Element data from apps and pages
╔══

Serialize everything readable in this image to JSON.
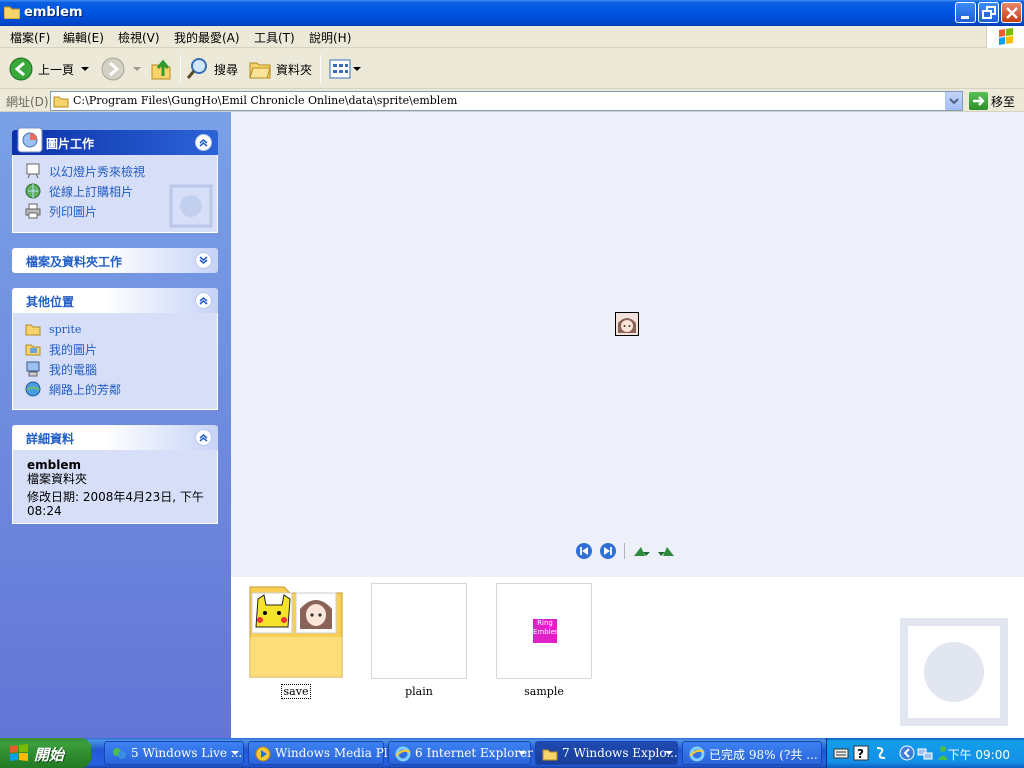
{
  "window": {
    "title": "emblem"
  },
  "menu": {
    "items": [
      "檔案(F)",
      "編輯(E)",
      "檢視(V)",
      "我的最愛(A)",
      "工具(T)",
      "說明(H)"
    ]
  },
  "toolbar": {
    "back_label": "上一頁",
    "search_label": "搜尋",
    "folders_label": "資料夾"
  },
  "address": {
    "label": "網址(D)",
    "path": "C:\\Program Files\\GungHo\\Emil Chronicle Online\\data\\sprite\\emblem",
    "go_label": "移至"
  },
  "taskpane": {
    "picture_tasks": {
      "title": "圖片工作",
      "items": [
        "以幻燈片秀來檢視",
        "從線上訂購相片",
        "列印圖片"
      ]
    },
    "file_tasks": {
      "title": "檔案及資料夾工作"
    },
    "other_places": {
      "title": "其他位置",
      "items": [
        "sprite",
        "我的圖片",
        "我的電腦",
        "網路上的芳鄰"
      ]
    },
    "details": {
      "title": "詳細資料",
      "name": "emblem",
      "type": "檔案資料夾",
      "modified_line1": "修改日期: 2008年4月23日, 下午",
      "modified_line2": "08:24"
    }
  },
  "files": [
    {
      "name": "save",
      "kind": "folder"
    },
    {
      "name": "plain",
      "kind": "image"
    },
    {
      "name": "sample",
      "kind": "image",
      "thumb_text": [
        "Ring",
        "Emblem"
      ]
    }
  ],
  "taskbar": {
    "start_label": "開始",
    "buttons": [
      "5 Windows Live ...",
      "Windows Media Pl...",
      "6 Internet Explorer",
      "7 Windows Explo...",
      "已完成 98% (?共 ..."
    ],
    "clock": "下午 09:00"
  },
  "colors": {
    "titlebar": "#0054e3",
    "taskpane_link": "#215dc6",
    "taskbar": "#2157d7",
    "start": "#3c9e3c"
  }
}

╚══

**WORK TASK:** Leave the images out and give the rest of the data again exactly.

**EXERCISE SOLUTION:**
Serialize everything readable in this image to JSON.
{
  "window": {
    "title": "emblem"
  },
  "menu": {
    "items": [
      "檔案(F)",
      "編輯(E)",
      "檢視(V)",
      "我的最愛(A)",
      "工具(T)",
      "說明(H)"
    ]
  },
  "toolbar": {
    "back_label": "上一頁",
    "search_label": "搜尋",
    "folders_label": "資料夾"
  },
  "address": {
    "label": "網址(D)",
    "path": "C:\\Program Files\\GungHo\\Emil Chronicle Online\\data\\sprite\\emblem",
    "go_label": "移至"
  },
  "taskpane": {
    "picture_tasks": {
      "title": "圖片工作",
      "items": [
        "以幻燈片秀來檢視",
        "從線上訂購相片",
        "列印圖片"
      ]
    },
    "file_tasks": {
      "title": "檔案及資料夾工作"
    },
    "other_places": {
      "title": "其他位置",
      "items": [
        "sprite",
        "我的圖片",
        "我的電腦",
        "網路上的芳鄰"
      ]
    },
    "details": {
      "title": "詳細資料",
      "name": "emblem",
      "type": "檔案資料夾",
      "modified_line1": "修改日期: 2008年4月23日, 下午",
      "modified_line2": "08:24"
    }
  },
  "files": [
    {
      "name": "save",
      "kind": "folder"
    },
    {
      "name": "plain",
      "kind": "image"
    },
    {
      "name": "sample",
      "kind": "image",
      "thumb_text": [
        "Ring",
        "Emblem"
      ]
    }
  ],
  "taskbar": {
    "start_label": "開始",
    "buttons": [
      "5 Windows Live ...",
      "Windows Media Pl...",
      "6 Internet Explorer",
      "7 Windows Explo...",
      "已完成 98% (?共 ..."
    ],
    "clock": "下午 09:00"
  },
  "colors": {
    "titlebar": "#0054e3",
    "taskpane_link": "#215dc6",
    "taskbar": "#2157d7",
    "start": "#3c9e3c"
  }
}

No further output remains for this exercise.